There’s no way to know, however, if this Texas plant will produce an adequate supply of rare earth minerals to satisfy the military’s needs because no estimates are publicly available.

The United States must also work with allies such as Canada and Australia to gain control of mines in producing nations like Myanmar and Malaysia to keep the Chinese from gobbling them up.

President Joe Biden issued an executive order in February that called for a 100-day review of defense industrial supply chains that presumably will include examining rare earths.

“The report shall identify areas where civilian supply chains are dependent upon competitor nations, as determined by the Secretary of Defense,” the Biden order said.

Former NATO Supreme Commander James Staviridis sees a bipartisan consensus to help defense contractors wean themselves from Chinese rare earth minerals. He expects that China will go to great lengths to protect its monopoly.

“The path to rare-earth independence for the US must include: Ensuring supply chains of rare earths necessary for national security; promoting the exploitation of the elements domestically (and removing barriers to responsibly doing so); mandating that defense contractors and other critical-infrastructure entities wean themselves off Chinese rare earths; sponsoring research and development to find alternative materials, especially for clean energy technology; and creating a substantial stockpile of the elements in case of a Chinese boycott,” Staviridis wrote.

China’s growing hostility and belligerence make building a national stockpile of these elements to support the defense industry a top goal. The sooner that the United States and its allies free themselves from dependence on China, the sooner they will free themselves from the CCP’s ability to hold defense production hostage. Hopefully, the administration will make this a top defense priority and aim to be China-free by the middle of the decade.
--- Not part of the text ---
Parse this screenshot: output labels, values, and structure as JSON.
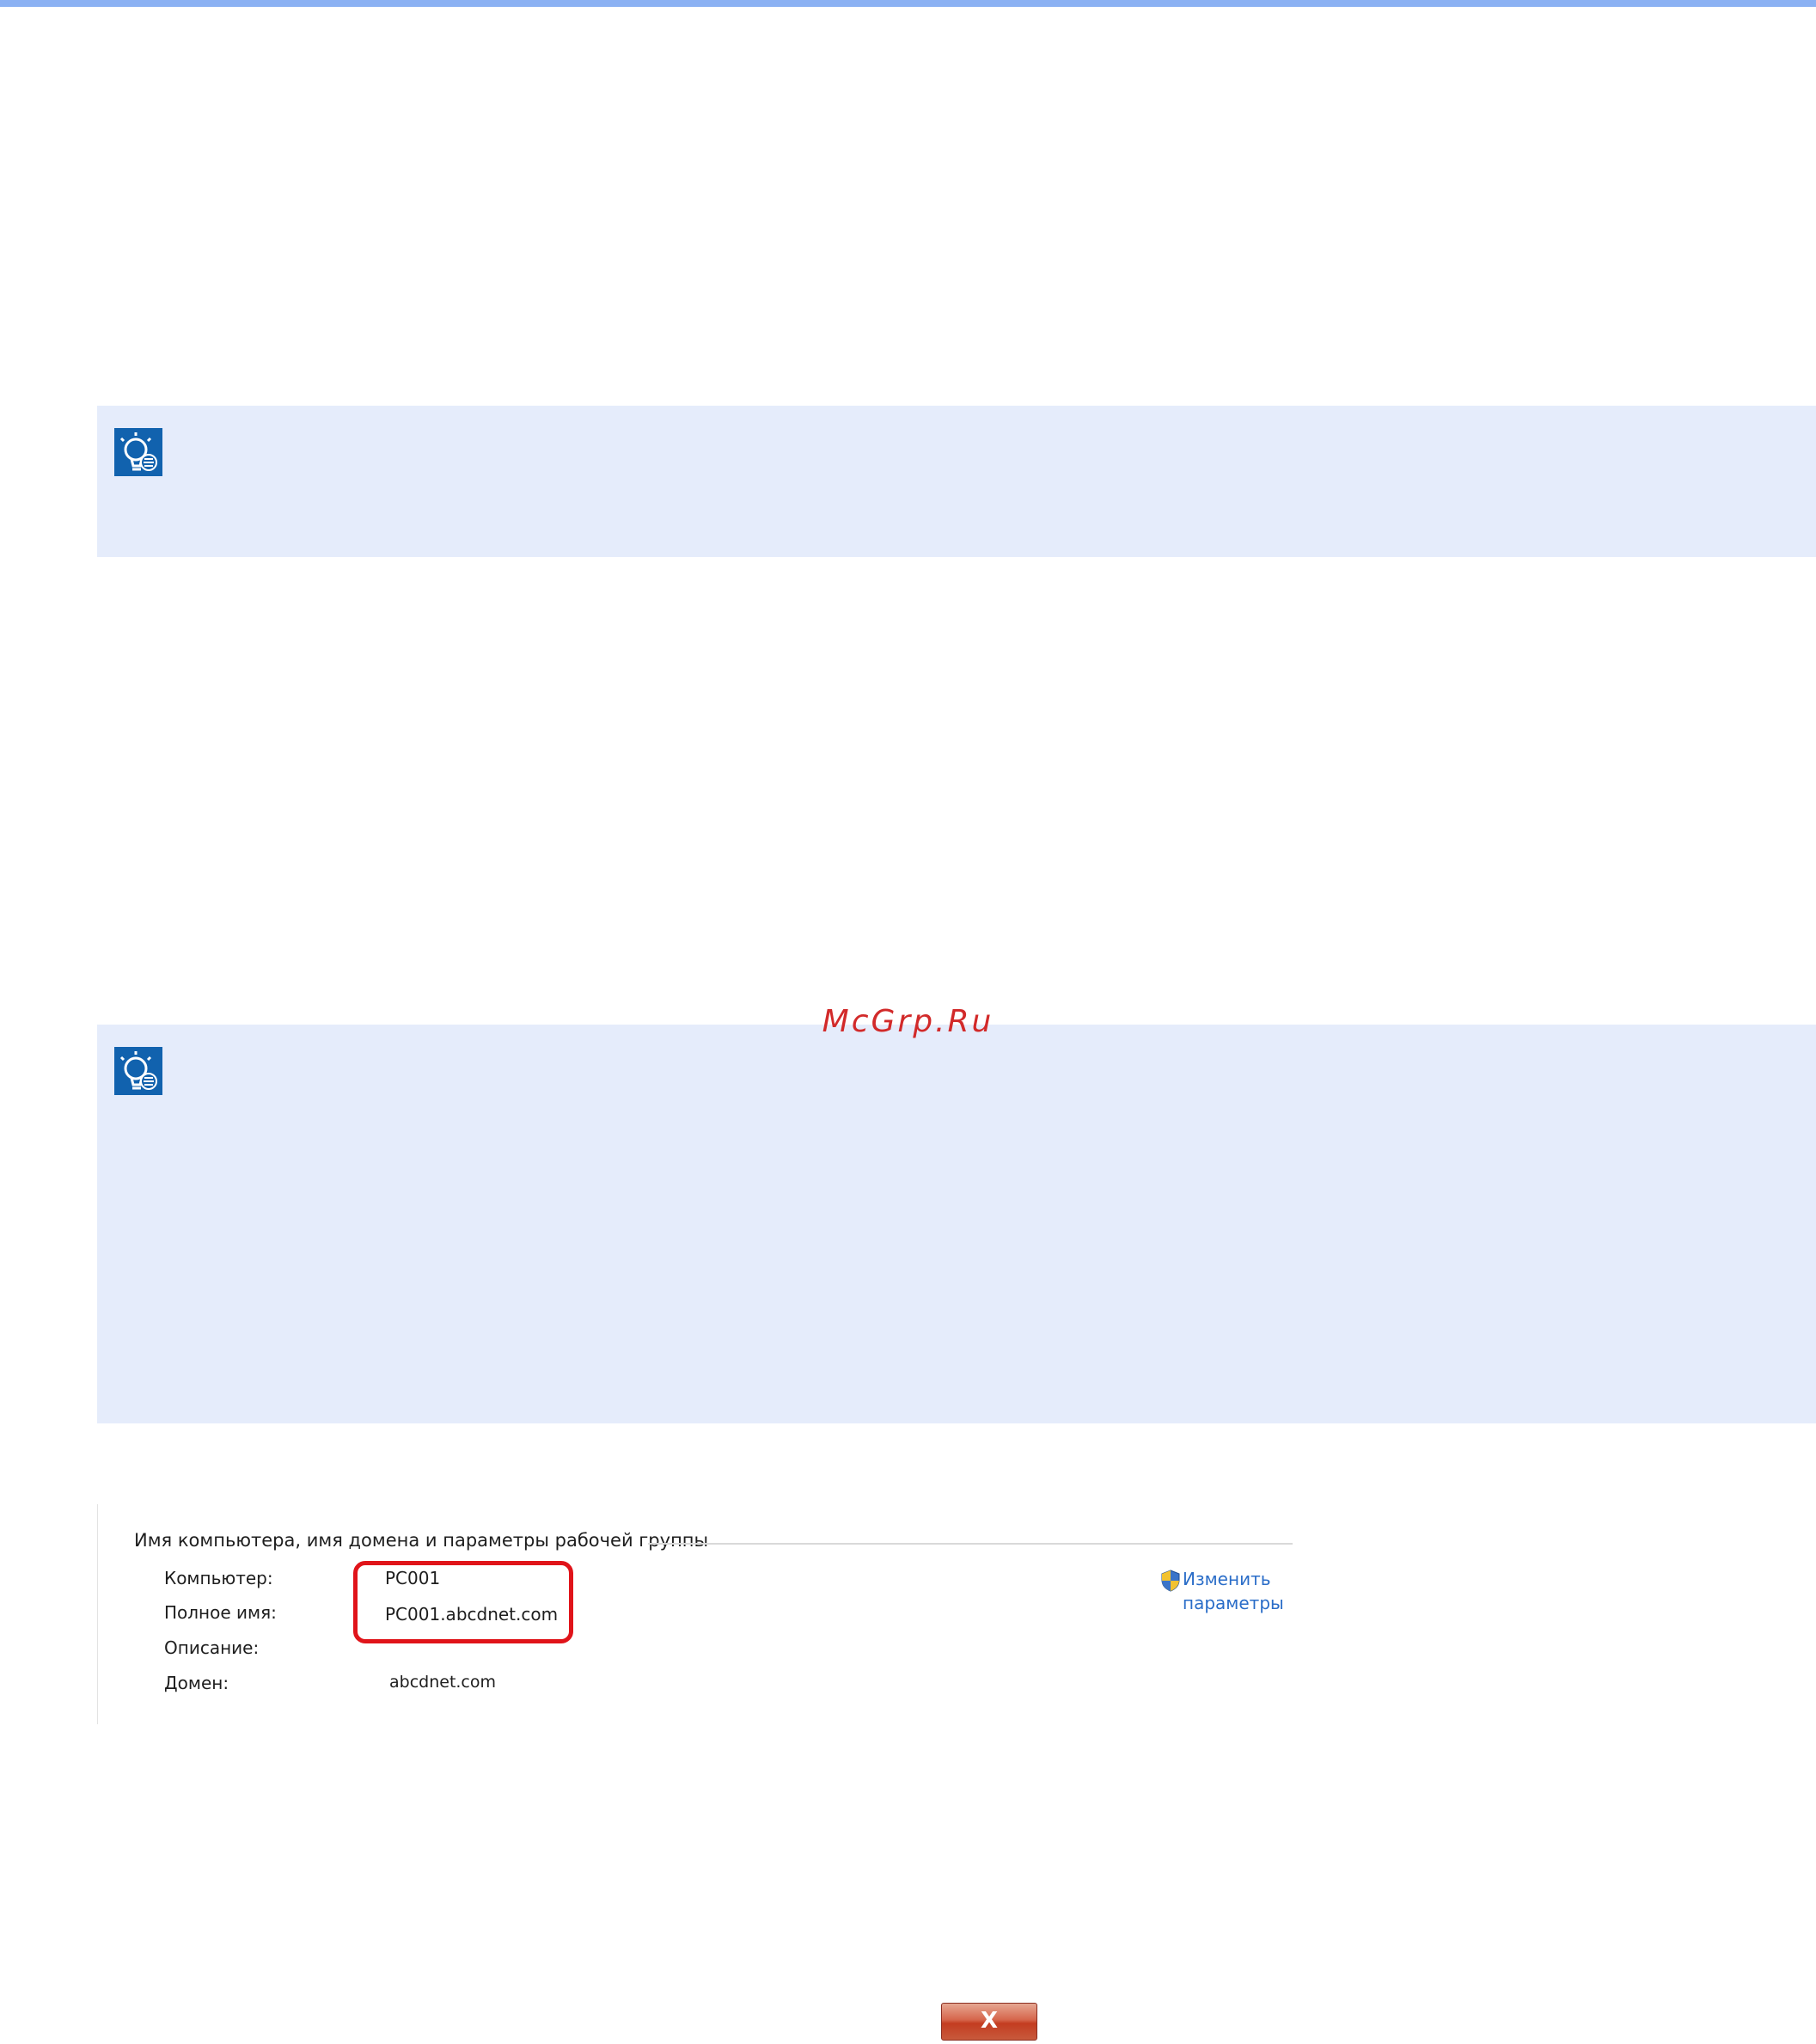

John Rossomando is a Senior Analyst for Defense Policy and served as Senior Analyst for Counterterrorism at The Investigative Project on Terrorism for eight years. His work has been featured in numerous publications such as The American Thinker, Daily Wire, Red Alert Politics,, The Daily Caller, Human Events, Newsmax, The American Spectator,, and Crisis Magazine. He also served as senior managing editor of The Bulletin, a 100,000-circulation daily newspaper in Philadelphia and received the Pennsylvania Associated Press Managing Editors first-place award in 2008 for his reporting.

Image: Reuters.